The senatorial compromise between Joe Manchin of West Virginia and Majority Leader Chuck Schumer known as the Inflation Reduction Act resulted in a complicated and annually changing program that nominally expands the federal electric vehicle tax credit, though in reality it reduces taxpayer support for EVs in the short term.
In later years, it may encourage Americans to buy more EVs — maybe a lot more. And it could be glorious: with millions of clean-running cars and crossovers made in North America with key inputs from economic allies for middle-class consumers.
Alternatively, the cost of earning the federal subsidies could be too high to justify even a whopping $7,500 incentive. If that’s the case, the government might largely get out of the incentive business, leaving the EV market to its own devices. I would suspect that would mean a slower pace of growth for most companies and continued rapid expansion for Tesla, which hasn’t had a federal consumer subsidy in the U.S. since mid-2019.
Tesla’s Model Y may, in fact, qualify for some federal support when new rules take effect Jan. 1. Some General Motors vehicles, the Volkswagen ID4, Nissan Leaf and Mustang Mach-E may as well, though we don’t really know. Battery mineral sourcing is opaque — perhaps even to the companies themselves. John Loehr of AlixPartners noted on our LinkedIn Live session last week that minerals can come from three or four tiers down the supply chain, where automakers have little visibility or verifiability.
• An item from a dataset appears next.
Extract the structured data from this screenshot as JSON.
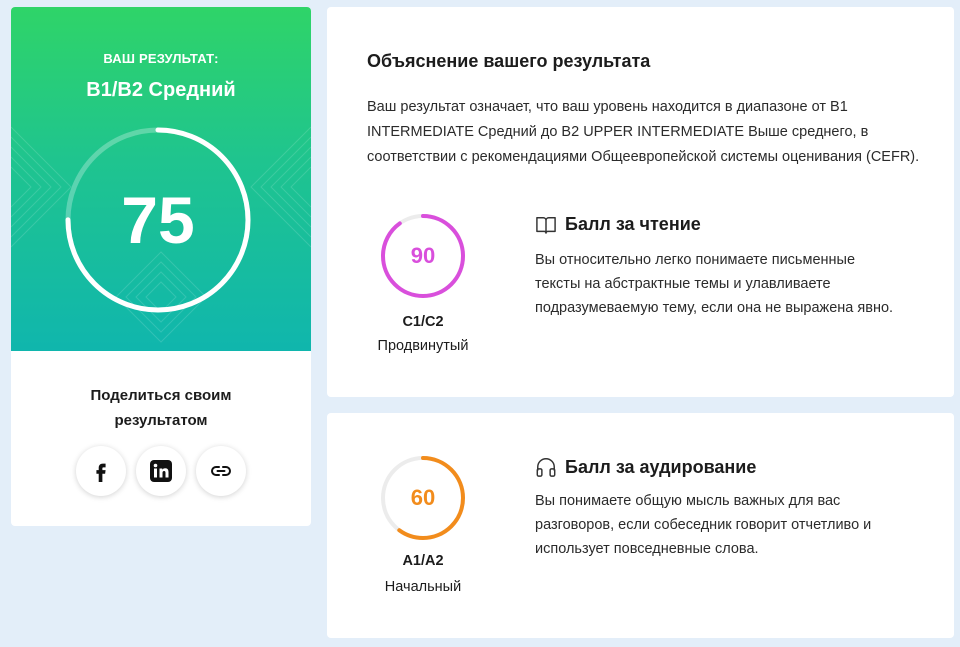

But here’s the thing: The success or failure of this policy is really in the decision-making machines at the two companies that probably got hurt the most, Toyota and Hyundai.